Yeah, definitely not the name we would have chosen if we’d been naming the technique (we were somewhat stuck with Eugene Gendlin’s choice).
Just noting that I am unusually proud of/pleased with this one. It feels like it’s in the top five of all-entries-in-this-sequence, which is big for one that isn’t even a “main technique.”
The 4.5 day CFAR workshops this is derived from were about 3800€ and this is about 20% of the content of one of those, and should be about 10% as useful overall. =P
Since you’re on the fence: if you choose to come and you decide it wasn’t worth 90€, I’ll reimburse you however much you want, up to the full amount.
There aren’t currently plans to write up e.g. descriptions of the classes and activities, but there are lots of people who have been to CFAR workshops who can offer their anecdotes, and you may be able to reach out to CFAR directly for descriptions of what a workshop is like.
(Also, there are going to be workshops in Europe this fall that you could attend if you want.)
As for spreading off-brand versions of the content: CFAR is enthusiastically pro the idea! Their main request is just that you clearly headline:
That CFAR originated the content you’re attempting to convey (e.g. credit them for terms like “TAPs”)
That you are teaching your version of CFAR’s TAPs (or whatever); that this is “what I, Maia, got out of attempting to learn the CFAR technique called TAPs.”
As long as you’re crediting the creators and not claiming to speak with authority about the thing you’re teaching, CFAR is (very) happy to have other people spreading the content.
Actually finding a legit double crux (i.e. a B that both parties disagree on, that is a crux for A that both parties disagree on) happening in the neighborhood of 5% of the time sounds about right.
More and more, CFAR leaned toward “the spirit of double crux,” i.e. seek to move toward getting resolution on your own cruxes, look for more concrete and more falsifiable things, assume your partner has reasons for their beliefs, try to do less adversarial obscuring of your belief structure, rather than “literally play the double crux game.”
Plausible.
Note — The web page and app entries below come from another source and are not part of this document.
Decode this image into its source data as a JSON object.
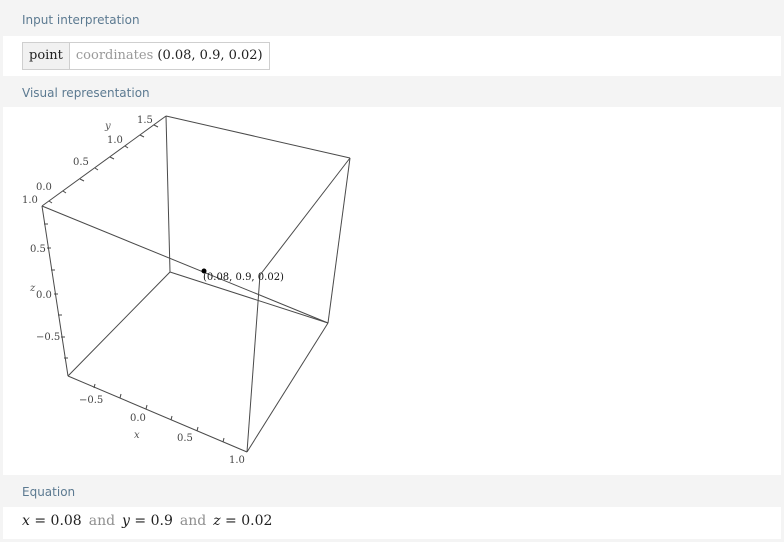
{
  "pods": {
    "input": {
      "title": "Input interpretation",
      "left_label": "point",
      "coord_word": "coordinates",
      "coord_value": "(0.08, 0.9, 0.02)"
    },
    "visual": {
      "title": "Visual representation",
      "point_label": "(0.08, 0.9, 0.02)",
      "axes": {
        "x_label": "x",
        "y_label": "y",
        "z_label": "z",
        "x_ticks": [
          "−0.5",
          "0.0",
          "0.5",
          "1.0"
        ],
        "y_ticks": [
          "0.0",
          "0.5",
          "1.0",
          "1.5"
        ],
        "z_ticks": [
          "1.0",
          "0.5",
          "0.0",
          "−0.5"
        ]
      },
      "colors": {
        "box_line": "#4a4a4a",
        "point": "#000000"
      }
    },
    "equation": {
      "title": "Equation",
      "x_var": "x",
      "x_rhs": " = 0.08",
      "and1": "and",
      "y_var": "y",
      "y_rhs": " = 0.9",
      "and2": "and",
      "z_var": "z",
      "z_rhs": " = 0.02"
    }
  }
}
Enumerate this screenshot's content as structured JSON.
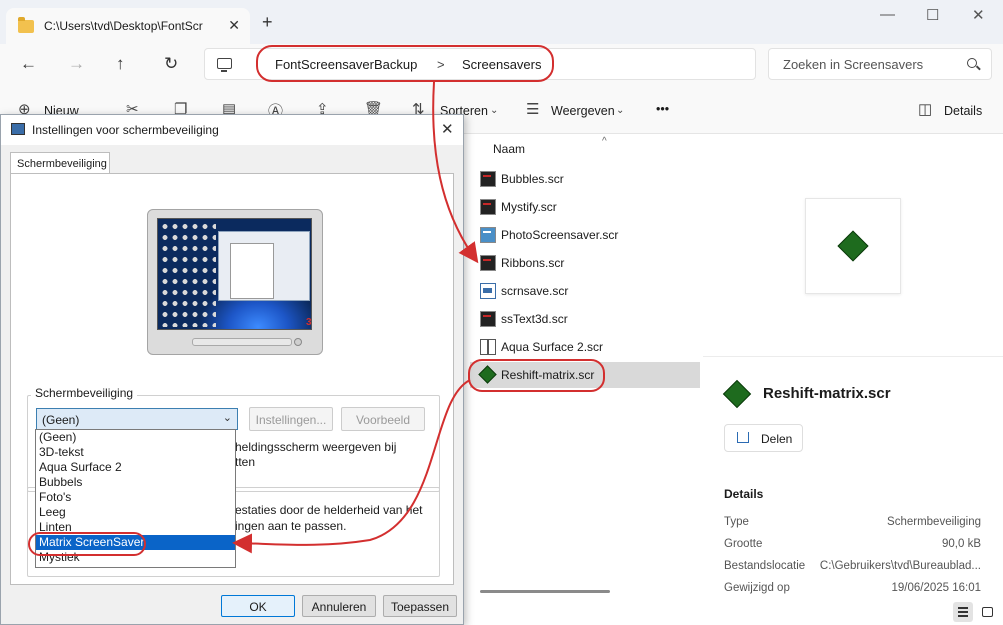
{
  "explorer": {
    "tab_title": "C:\\Users\\tvd\\Desktop\\FontScr",
    "tab_close": "✕",
    "new_tab": "+",
    "window_controls": {
      "minimize": "—",
      "maximize": "☐",
      "close": "✕"
    },
    "nav": {
      "back": "←",
      "forward": "→",
      "up": "↑",
      "refresh": "↻"
    },
    "breadcrumb": [
      "FontScreensaverBackup",
      "Screensavers"
    ],
    "breadcrumb_sep": ">",
    "search_placeholder": "Zoeken in Screensavers",
    "toolbar": {
      "new": "Nieuw",
      "sort": "Sorteren",
      "view": "Weergeven",
      "more": "•••",
      "details": "Details"
    },
    "column_name": "Naam",
    "files": [
      {
        "name": "Bubbles.scr",
        "icon": "screensaver-icon"
      },
      {
        "name": "Mystify.scr",
        "icon": "screensaver-icon"
      },
      {
        "name": "PhotoScreensaver.scr",
        "icon": "photo-screensaver-icon"
      },
      {
        "name": "Ribbons.scr",
        "icon": "screensaver-icon"
      },
      {
        "name": "scrnsave.scr",
        "icon": "scrnsave-icon"
      },
      {
        "name": "ssText3d.scr",
        "icon": "screensaver-icon"
      },
      {
        "name": "Aqua Surface 2.scr",
        "icon": "package-icon"
      },
      {
        "name": "Reshift-matrix.scr",
        "icon": "matrix-icon",
        "selected": true
      }
    ],
    "details_pane": {
      "file_title": "Reshift-matrix.scr",
      "share_label": "Delen",
      "section": "Details",
      "rows": [
        {
          "key": "Type",
          "value": "Schermbeveiliging"
        },
        {
          "key": "Grootte",
          "value": "90,0 kB"
        },
        {
          "key": "Bestandslocatie",
          "value": "C:\\Gebruikers\\tvd\\Bureaublad..."
        },
        {
          "key": "Gewijzigd op",
          "value": "19/06/2025 16:01"
        }
      ]
    }
  },
  "dialog": {
    "title": "Instellingen voor schermbeveiliging",
    "close": "✕",
    "tab": "Schermbeveiliging",
    "preview_badge": "3",
    "group_label": "Schermbeveiliging",
    "combo_value": "(Geen)",
    "combo_arrow": "⌄",
    "settings_button": "Instellingen...",
    "preview_button": "Voorbeeld",
    "resume_line1": "heldingsscherm weergeven bij",
    "resume_line2": "tten",
    "power_line1": "estaties door de helderheid van het",
    "power_line2": "ingen aan te passen.",
    "options": [
      "(Geen)",
      "3D-tekst",
      "Aqua Surface 2",
      "Bubbels",
      "Foto's",
      "Leeg",
      "Linten",
      "Matrix ScreenSaver",
      "Mystiek"
    ],
    "selected_option": "Matrix ScreenSaver",
    "buttons": {
      "ok": "OK",
      "cancel": "Annuleren",
      "apply": "Toepassen"
    }
  },
  "annotation_color": "#d32f2f"
}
But I (at least attempted to) account for this prior to giving the number.
Like, the number I give matches my own sense, introspecting on my own beliefs, including doing sensible double-checks and cross-checks with other very different tools such as Focusing or Murphyjitsu and including e.g. later receiving the data and sometimes discovering that I was wrong and have not updated in the way I thought I would.
I think you might be thinking that the “a surprising amount of the time” claim is heavily biased toward “immediate feedback from people who just tried to learn it, in a context where they are probably prone to various motivated cognitions,” and while it’s not zero biased in that way, it’s based on lots of feedback from not-that-context.